The Lanpro Group’s 1967 Piper Cherokee
By Derek Barnett *
Derek Barnett and multi-generational members of his family in England have been taking to the air in their own aircraft for decades. They formed their own flying club, the Lanpro Group, to facilitate their abiding desire to fly. Now their current airplane (which is not their first) carries on their family passion for aviation with a new look, but one that harkens back to a magnificent legacy. Here’s how Derek explains it.
A PIPER CHEROKEE GETS A NEW LOOK
It came to the point where the algae on the wings was complimenting the grass of the airfield. Our ‘67 Cherokee wasn't looking her best and was in desperate need of protection from the elements.
The venerable Cherokee was about to change
A respray was long overdue and in anticipation of this much thought into a paint scheme with no decision was becoming a little frustrating.
The all-metal aircraft designs of the ‘60s including the Piper Cherokee are sometimes referred to as the ‘spam can era.’ This doesn't give justice to such a revolutionary, practical and loved aircraft.
Sixty years on from the first flight of a Cherokee and still very much in use, it would be a nice idea to celebrate with a paint scheme a little different. A one -colour metallic dark blue or crimson red though dramatic, just didn't tick the box. Only on a chance visit to Southend Airport and parked by ATC on the main apron, amusingly surrounded by airliners did the thought of a commercial livery become an idea.
Condensing a design from a 140 ft-airliner to a 15 ft light aircraft was never going to be easy, retaining detail was always going to be a compromise.
Under wraps in the paint shop
THE CONCEPT TAKES SHAPE
Heading to the Internet for inspiration and following logically, PA 28 (Piper Aircraft model number for the Cherokee) 'Click' nothing exciting other than in production for 60 years, which is amazing enough but no clue to a paint scheme. Then searching for aircraft of 1967 the search conjured up memories of my youth and cycling to Heathrow Airport in the days when you were allowed to watch by a perimeter fence, fascinated by the aircraft of the day such as the three-fin Lockheed Constellation, the sleek lines of the De Havilland Comet with integrated wing engines, and transatlantic airliners such as Boeing and Douglas bringing in the new jet era.

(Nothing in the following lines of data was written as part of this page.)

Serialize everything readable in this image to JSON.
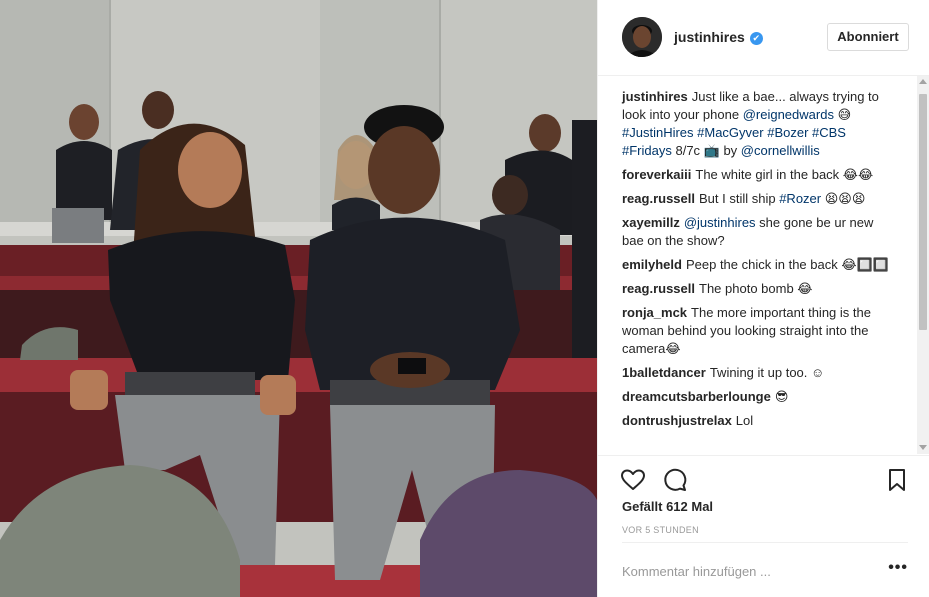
{
  "post": {
    "author": "justinhires",
    "follow_label": "Abonniert",
    "verified_mark": "✔"
  },
  "comments": [
    {
      "user": "justinhires",
      "parts": [
        {
          "t": "Just like a bae... always trying to look into your phone ",
          "tag": false
        },
        {
          "t": "@reignedwards",
          "tag": true
        },
        {
          "t": " 😅 ",
          "tag": false
        },
        {
          "t": "#JustinHires #MacGyver #Bozer #CBS #Fridays",
          "tag": true
        },
        {
          "t": " 8/7c 📺 by ",
          "tag": false
        },
        {
          "t": "@cornellwillis",
          "tag": true
        }
      ]
    },
    {
      "user": "foreverkaiii",
      "parts": [
        {
          "t": "The white girl in the back 😂😂",
          "tag": false
        }
      ]
    },
    {
      "user": "reag.russell",
      "parts": [
        {
          "t": "But I still ship ",
          "tag": false
        },
        {
          "t": "#Rozer",
          "tag": true
        },
        {
          "t": " 😫😫😫",
          "tag": false
        }
      ]
    },
    {
      "user": "xayemillz",
      "parts": [
        {
          "t": "@justinhires",
          "tag": true
        },
        {
          "t": " she gone be ur new bae on the show?",
          "tag": false
        }
      ]
    },
    {
      "user": "emilyheld",
      "parts": [
        {
          "t": "Peep the chick in the back 😂🔲🔲",
          "tag": false
        }
      ]
    },
    {
      "user": "reag.russell",
      "parts": [
        {
          "t": "The photo bomb 😂",
          "tag": false
        }
      ]
    },
    {
      "user": "ronja_mck",
      "parts": [
        {
          "t": "The more important thing is the woman behind you looking straight into the camera😂",
          "tag": false
        }
      ]
    },
    {
      "user": "1balletdancer",
      "parts": [
        {
          "t": "Twining it up too. ☺",
          "tag": false
        }
      ]
    },
    {
      "user": "dreamcutsbarberlounge",
      "parts": [
        {
          "t": "😎",
          "tag": false
        }
      ]
    },
    {
      "user": "dontrushjustrelax",
      "parts": [
        {
          "t": "Lol",
          "tag": false
        }
      ]
    }
  ],
  "actions": {
    "likes": "Gefällt 612 Mal",
    "timestamp": "VOR 5 STUNDEN"
  },
  "add_comment": {
    "placeholder": "Kommentar hinzufügen ...",
    "more": "•••"
  },
  "icons": {
    "like": "heart-icon",
    "comment": "comment-bubble-icon",
    "save": "bookmark-icon",
    "more": "more-options-icon",
    "verified": "verified-badge-icon"
  },
  "colors": {
    "link": "#003569",
    "verified": "#3897f0",
    "muted": "#999999",
    "text": "#262626"
  }
}
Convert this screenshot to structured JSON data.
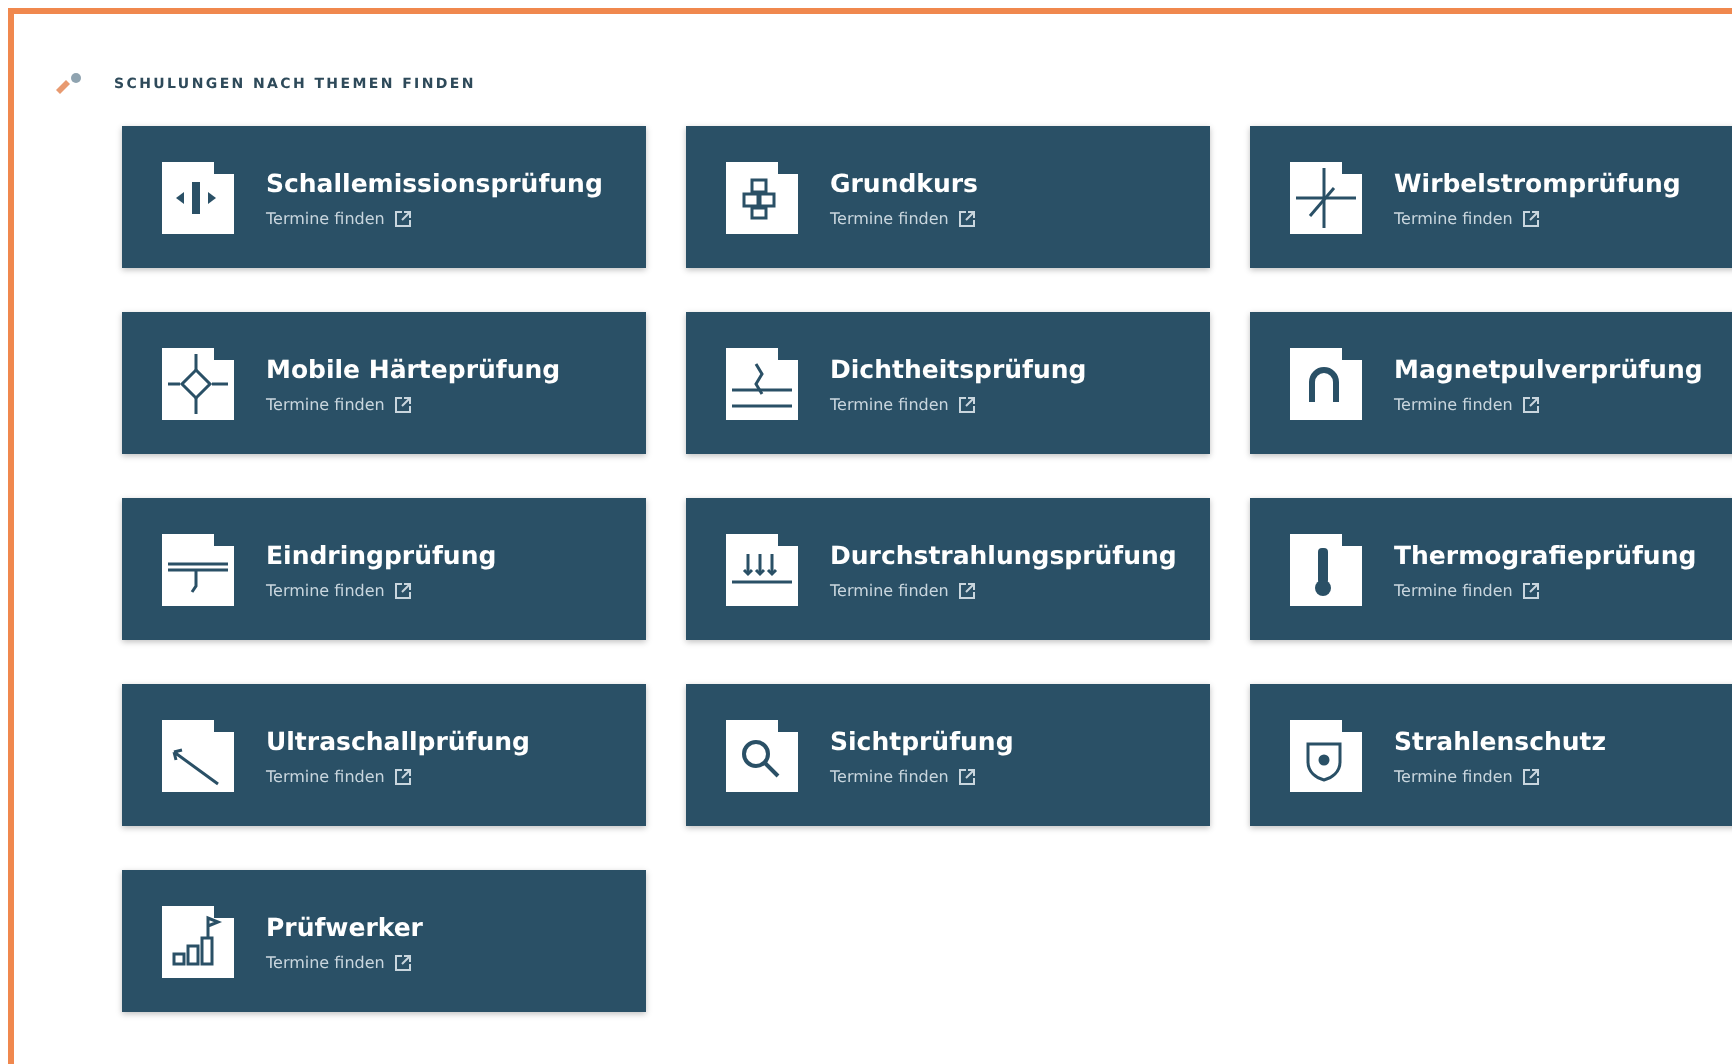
{
  "heading": "SCHULUNGEN NACH THEMEN FINDEN",
  "courses": [
    {
      "title": "Schallemissionsprüfung",
      "link": "Termine finden",
      "kind": "sound"
    },
    {
      "title": "Grundkurs",
      "link": "Termine finden",
      "kind": "cubes"
    },
    {
      "title": "Wirbelstromprüfung",
      "link": "Termine finden",
      "kind": "coil"
    },
    {
      "title": "Mobile Härteprüfung",
      "link": "Termine finden",
      "kind": "diamond"
    },
    {
      "title": "Dichtheitsprüfung",
      "link": "Termine finden",
      "kind": "leak"
    },
    {
      "title": "Magnetpulverprüfung",
      "link": "Termine finden",
      "kind": "magnet"
    },
    {
      "title": "Eindringprüfung",
      "link": "Termine finden",
      "kind": "crack"
    },
    {
      "title": "Durchstrahlungsprüfung",
      "link": "Termine finden",
      "kind": "rays"
    },
    {
      "title": "Thermografieprüfung",
      "link": "Termine finden",
      "kind": "thermo"
    },
    {
      "title": "Ultraschallprüfung",
      "link": "Termine finden",
      "kind": "angle"
    },
    {
      "title": "Sichtprüfung",
      "link": "Termine finden",
      "kind": "lens"
    },
    {
      "title": "Strahlenschutz",
      "link": "Termine finden",
      "kind": "shield"
    },
    {
      "title": "Prüfwerker",
      "link": "Termine finden",
      "kind": "steps"
    }
  ]
}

BOAC, BEA and many European airlines had appealing liveries, but had no connection with Piper. It needed to be linked.
At work in the paint shop
When the Cherokee was on the production line Pan American was arguably the biggest influence on passenger travel, advertised as ‘the world's most experienced airline,’ Pan Am introduced stylish aircrew uniforms, aircraft names prefixed 'Clipper' reminiscent of the oceanic liners. The mapping of many of the first passenger flying routes with the assistance of the legendary Mr. Lindbergh and the inspirational airport terminal at Idlewild which enabled aircraft to dock under cover. The list of achievements is endless and provided the inspiration needed for the project.

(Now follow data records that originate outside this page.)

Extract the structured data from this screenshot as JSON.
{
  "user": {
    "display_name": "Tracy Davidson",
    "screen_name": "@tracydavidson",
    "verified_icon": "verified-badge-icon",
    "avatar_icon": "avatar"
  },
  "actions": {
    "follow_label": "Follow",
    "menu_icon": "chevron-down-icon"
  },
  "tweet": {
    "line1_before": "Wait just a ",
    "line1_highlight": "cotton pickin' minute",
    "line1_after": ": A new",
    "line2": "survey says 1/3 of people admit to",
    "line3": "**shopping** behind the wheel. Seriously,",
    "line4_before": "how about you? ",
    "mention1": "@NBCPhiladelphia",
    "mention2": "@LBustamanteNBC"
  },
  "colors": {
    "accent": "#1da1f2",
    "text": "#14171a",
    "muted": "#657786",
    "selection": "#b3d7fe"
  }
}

Fingers crossed it would be possible to combine the little Piper Cherokee and encapsulate the iconic Pan American livery.
BRINGING IT ALL TOGETHER
Nothing worth doing happens easily, as the saying goes and I have been around long enough to make enough mistakes and understand you can't just boldly steam ahead on a whim. Returning to the Internet checks were required as to trademark and brand ownership. This is where I came upon the Pan Am Historical Foundation website and Doug, a true Pan Am enthusiast and thoroughly nice guy who put me in touch with Stacy at Pan Am Brands.
A truly distinctive emblem is revealed
Clearly permission to use the cherished and instantly-recognisable Pan Am globe Logo is not something given lightly. Stacy however was brilliant and after some discussion approval was given and agreements signed.
All Together Now!
We were reccomended a paint shop, Eastern Air Executive at Sturgate Airfield and the external restoration progressed well with no nasty surprises, a little overrun on time in any project is not unusual, however the pending annual maintenance now had to be carried out before the aircraft could fly from Sturgate.
Low compresion in one of the cylinders led to further investigation and showed slight internal corrosion. Lycoming engines don't like not flying and with Covid restraints limiting flight put the proverbial spanner in the works. This is not a major mechanical problem, however these cylinders are presently like hens teeth with a global shortage so for now the aircraft remains firmly grounded. Despite that, the Piper should be in air again before too much longer.
A future Cherokee pilot!
At last report, the Lanpro Group’s Piper, registration G-PAWA, has had all her airworthiness issues addressed and has retaken to the skies in her brand new, historically-inspired Pan Am livery. The aircraft's next flight was on the 10th of December from Sturgate to Old Warden in Bedfordshire. So in one corner of the world’s skies, the Pan Am globe is proudly flying again!
We thank Derek Barnett and the Lanpro Group for their enthusiastic participation in bringing this story to you.
*All photos courtesy /Derek Barnett
PAN AM PIPER